_Problem description:_
Pick every line out of the entries below that has the string "accent", and copy it.

_Information provided:_
+++
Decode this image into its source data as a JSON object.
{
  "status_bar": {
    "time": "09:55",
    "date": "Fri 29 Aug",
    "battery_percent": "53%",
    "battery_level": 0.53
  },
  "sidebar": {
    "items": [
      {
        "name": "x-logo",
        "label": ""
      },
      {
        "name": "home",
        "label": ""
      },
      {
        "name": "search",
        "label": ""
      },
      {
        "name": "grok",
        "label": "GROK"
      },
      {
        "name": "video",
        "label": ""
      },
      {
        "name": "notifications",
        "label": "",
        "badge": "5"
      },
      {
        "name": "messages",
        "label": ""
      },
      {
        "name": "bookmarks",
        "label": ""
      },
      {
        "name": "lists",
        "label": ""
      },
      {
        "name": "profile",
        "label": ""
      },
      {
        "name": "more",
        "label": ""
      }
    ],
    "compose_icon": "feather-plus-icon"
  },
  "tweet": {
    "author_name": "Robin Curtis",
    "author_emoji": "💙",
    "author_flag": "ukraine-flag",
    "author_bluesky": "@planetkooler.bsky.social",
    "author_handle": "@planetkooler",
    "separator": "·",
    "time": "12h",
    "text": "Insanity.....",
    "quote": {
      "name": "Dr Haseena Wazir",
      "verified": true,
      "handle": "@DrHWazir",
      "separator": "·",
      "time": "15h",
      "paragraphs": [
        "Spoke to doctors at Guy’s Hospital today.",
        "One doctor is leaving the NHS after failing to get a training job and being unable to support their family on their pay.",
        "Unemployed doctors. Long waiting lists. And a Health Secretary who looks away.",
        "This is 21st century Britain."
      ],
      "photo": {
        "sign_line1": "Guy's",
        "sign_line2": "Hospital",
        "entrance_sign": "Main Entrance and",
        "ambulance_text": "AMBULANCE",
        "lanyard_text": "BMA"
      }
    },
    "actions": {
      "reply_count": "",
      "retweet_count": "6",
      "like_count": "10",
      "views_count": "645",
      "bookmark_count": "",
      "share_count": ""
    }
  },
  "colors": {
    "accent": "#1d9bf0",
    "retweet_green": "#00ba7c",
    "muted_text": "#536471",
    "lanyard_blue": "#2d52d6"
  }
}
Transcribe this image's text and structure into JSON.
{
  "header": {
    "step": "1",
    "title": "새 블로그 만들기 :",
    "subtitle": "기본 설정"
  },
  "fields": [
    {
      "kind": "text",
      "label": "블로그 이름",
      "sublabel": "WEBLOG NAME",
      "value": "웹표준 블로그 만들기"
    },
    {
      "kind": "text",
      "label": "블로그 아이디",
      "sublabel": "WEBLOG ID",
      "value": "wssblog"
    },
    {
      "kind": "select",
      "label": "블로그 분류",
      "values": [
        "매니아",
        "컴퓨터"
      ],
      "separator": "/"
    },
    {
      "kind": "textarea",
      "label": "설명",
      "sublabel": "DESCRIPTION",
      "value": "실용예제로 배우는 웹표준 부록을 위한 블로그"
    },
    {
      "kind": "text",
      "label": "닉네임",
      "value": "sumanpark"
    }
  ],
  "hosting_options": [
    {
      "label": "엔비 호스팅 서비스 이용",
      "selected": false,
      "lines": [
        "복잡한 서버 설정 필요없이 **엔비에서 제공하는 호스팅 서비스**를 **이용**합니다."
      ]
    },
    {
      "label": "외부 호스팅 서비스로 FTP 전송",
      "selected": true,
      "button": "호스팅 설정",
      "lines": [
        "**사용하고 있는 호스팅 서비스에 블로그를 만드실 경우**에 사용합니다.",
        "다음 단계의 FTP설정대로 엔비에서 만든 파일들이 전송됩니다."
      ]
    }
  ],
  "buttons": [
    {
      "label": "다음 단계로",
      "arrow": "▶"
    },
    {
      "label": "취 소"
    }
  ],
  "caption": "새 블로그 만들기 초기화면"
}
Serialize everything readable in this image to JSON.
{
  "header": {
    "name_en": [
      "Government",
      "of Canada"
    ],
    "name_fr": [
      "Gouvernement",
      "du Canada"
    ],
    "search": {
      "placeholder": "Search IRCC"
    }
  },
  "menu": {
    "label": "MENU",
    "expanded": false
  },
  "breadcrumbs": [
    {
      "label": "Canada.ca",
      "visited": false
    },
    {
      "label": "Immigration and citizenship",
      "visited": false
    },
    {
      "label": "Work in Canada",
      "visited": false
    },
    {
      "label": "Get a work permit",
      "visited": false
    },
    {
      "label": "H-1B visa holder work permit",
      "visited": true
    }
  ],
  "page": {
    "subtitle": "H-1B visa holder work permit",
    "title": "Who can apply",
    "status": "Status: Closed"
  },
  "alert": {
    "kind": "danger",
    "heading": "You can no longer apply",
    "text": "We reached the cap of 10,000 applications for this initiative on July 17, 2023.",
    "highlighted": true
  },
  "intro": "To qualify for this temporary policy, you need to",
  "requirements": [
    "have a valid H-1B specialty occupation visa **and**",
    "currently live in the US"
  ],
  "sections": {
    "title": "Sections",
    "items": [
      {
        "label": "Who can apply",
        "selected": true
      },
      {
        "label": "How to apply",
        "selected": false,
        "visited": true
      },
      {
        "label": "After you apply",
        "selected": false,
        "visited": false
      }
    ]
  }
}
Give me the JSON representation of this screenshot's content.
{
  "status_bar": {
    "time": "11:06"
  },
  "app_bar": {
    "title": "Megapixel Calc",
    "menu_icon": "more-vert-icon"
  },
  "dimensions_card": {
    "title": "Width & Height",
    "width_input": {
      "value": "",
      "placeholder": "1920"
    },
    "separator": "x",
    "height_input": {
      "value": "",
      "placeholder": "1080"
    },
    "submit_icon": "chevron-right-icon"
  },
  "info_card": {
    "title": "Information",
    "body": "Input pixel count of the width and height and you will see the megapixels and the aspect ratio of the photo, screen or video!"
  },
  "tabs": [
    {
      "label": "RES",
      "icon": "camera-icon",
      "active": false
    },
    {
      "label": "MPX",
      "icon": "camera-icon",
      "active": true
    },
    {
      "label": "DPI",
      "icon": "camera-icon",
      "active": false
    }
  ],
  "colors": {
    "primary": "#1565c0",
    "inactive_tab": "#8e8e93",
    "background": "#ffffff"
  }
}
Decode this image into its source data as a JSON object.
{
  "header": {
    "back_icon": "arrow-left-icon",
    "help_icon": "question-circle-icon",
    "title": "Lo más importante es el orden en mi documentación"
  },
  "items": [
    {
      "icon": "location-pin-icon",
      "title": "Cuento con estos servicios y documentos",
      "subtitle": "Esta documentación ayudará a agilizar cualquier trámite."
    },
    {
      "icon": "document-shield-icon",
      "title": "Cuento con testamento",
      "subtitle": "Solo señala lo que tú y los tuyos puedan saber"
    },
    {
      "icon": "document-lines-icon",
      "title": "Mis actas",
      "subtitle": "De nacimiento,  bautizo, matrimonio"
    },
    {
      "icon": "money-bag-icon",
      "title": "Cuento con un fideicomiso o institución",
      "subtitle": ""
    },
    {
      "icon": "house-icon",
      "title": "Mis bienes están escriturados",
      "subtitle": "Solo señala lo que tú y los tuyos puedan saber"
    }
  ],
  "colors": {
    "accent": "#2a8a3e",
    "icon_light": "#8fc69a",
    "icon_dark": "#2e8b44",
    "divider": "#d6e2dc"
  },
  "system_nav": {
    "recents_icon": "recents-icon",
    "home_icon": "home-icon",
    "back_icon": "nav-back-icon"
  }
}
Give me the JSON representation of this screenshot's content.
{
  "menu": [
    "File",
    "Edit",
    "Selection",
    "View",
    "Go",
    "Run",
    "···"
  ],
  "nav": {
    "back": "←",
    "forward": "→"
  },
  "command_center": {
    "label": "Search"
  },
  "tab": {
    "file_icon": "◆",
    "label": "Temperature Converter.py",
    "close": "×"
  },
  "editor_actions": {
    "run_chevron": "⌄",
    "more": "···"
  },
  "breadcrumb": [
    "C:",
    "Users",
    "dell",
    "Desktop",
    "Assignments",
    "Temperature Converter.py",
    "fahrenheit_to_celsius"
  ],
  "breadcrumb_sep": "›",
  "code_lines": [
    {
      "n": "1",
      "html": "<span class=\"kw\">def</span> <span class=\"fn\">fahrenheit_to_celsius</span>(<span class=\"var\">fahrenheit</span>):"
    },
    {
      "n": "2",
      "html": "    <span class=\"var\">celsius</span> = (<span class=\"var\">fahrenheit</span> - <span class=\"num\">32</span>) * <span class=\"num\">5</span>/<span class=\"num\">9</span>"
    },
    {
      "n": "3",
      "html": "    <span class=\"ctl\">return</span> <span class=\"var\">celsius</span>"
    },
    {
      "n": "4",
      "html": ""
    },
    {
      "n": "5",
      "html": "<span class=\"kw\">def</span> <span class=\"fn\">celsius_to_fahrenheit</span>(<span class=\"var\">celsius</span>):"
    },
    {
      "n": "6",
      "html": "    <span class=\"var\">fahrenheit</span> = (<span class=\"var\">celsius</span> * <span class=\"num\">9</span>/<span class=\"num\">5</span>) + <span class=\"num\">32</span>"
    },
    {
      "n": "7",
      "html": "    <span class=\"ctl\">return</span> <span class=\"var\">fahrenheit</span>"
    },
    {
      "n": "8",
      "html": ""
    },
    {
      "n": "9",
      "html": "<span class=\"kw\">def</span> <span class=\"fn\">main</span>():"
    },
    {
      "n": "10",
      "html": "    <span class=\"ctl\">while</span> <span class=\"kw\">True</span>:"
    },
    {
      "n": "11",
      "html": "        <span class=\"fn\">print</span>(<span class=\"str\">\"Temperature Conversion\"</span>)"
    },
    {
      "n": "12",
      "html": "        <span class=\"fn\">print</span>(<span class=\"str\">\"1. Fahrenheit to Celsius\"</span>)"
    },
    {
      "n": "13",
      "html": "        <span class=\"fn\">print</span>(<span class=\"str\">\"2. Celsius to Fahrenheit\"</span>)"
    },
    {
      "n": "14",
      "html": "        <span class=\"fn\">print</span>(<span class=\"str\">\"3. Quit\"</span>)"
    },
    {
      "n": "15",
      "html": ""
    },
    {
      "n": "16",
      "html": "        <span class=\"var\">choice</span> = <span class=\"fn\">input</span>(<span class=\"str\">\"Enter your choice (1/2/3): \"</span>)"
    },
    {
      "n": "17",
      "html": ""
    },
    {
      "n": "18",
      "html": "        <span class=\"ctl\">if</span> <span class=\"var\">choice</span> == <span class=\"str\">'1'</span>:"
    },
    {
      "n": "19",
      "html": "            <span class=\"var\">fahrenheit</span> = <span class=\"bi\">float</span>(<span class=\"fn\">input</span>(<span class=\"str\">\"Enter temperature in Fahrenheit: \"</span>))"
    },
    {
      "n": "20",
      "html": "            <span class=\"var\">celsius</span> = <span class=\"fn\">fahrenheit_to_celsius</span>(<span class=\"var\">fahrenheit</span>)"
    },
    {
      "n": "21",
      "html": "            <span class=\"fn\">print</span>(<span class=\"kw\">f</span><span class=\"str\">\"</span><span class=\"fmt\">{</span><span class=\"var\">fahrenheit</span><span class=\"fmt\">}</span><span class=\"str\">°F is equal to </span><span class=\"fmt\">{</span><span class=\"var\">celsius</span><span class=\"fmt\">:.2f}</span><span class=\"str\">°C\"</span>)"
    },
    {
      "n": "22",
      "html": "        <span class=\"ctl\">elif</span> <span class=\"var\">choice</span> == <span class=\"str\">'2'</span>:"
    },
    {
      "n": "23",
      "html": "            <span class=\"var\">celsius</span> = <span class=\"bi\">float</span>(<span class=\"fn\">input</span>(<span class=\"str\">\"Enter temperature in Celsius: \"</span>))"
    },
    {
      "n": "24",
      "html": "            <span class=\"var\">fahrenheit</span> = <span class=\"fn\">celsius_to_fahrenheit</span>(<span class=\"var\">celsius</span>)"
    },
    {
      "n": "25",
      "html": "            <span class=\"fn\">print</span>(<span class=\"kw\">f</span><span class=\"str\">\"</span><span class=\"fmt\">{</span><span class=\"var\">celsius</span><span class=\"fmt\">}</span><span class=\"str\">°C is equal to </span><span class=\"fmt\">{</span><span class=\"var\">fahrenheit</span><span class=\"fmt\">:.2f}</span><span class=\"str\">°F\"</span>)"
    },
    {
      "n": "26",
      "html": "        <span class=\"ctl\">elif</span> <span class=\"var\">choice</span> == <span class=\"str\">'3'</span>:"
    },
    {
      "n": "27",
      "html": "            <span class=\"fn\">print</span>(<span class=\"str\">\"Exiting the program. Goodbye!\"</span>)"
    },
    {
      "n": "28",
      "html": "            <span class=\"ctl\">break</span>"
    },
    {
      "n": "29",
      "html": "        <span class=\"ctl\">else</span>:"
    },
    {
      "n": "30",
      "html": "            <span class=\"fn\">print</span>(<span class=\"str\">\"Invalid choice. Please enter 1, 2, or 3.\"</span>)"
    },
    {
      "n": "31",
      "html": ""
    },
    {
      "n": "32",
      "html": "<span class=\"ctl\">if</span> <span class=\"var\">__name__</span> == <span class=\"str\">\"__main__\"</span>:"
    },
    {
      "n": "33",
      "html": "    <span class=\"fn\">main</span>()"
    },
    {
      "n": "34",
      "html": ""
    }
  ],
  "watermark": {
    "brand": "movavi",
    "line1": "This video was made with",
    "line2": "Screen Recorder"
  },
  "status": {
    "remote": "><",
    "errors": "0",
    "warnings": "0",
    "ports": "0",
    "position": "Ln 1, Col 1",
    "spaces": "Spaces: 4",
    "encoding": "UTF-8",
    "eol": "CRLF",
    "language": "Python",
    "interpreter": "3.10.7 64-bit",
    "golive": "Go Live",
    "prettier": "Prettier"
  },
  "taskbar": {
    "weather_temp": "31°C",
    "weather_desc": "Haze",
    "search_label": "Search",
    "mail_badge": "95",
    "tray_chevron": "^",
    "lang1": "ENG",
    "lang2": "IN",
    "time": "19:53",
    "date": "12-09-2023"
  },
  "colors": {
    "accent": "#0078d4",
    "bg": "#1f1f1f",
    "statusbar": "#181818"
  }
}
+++
_The completed task:_
    "accent": "#1d9bf0",
    "accent": "#2a8a3e",
    "accent": "#0078d4",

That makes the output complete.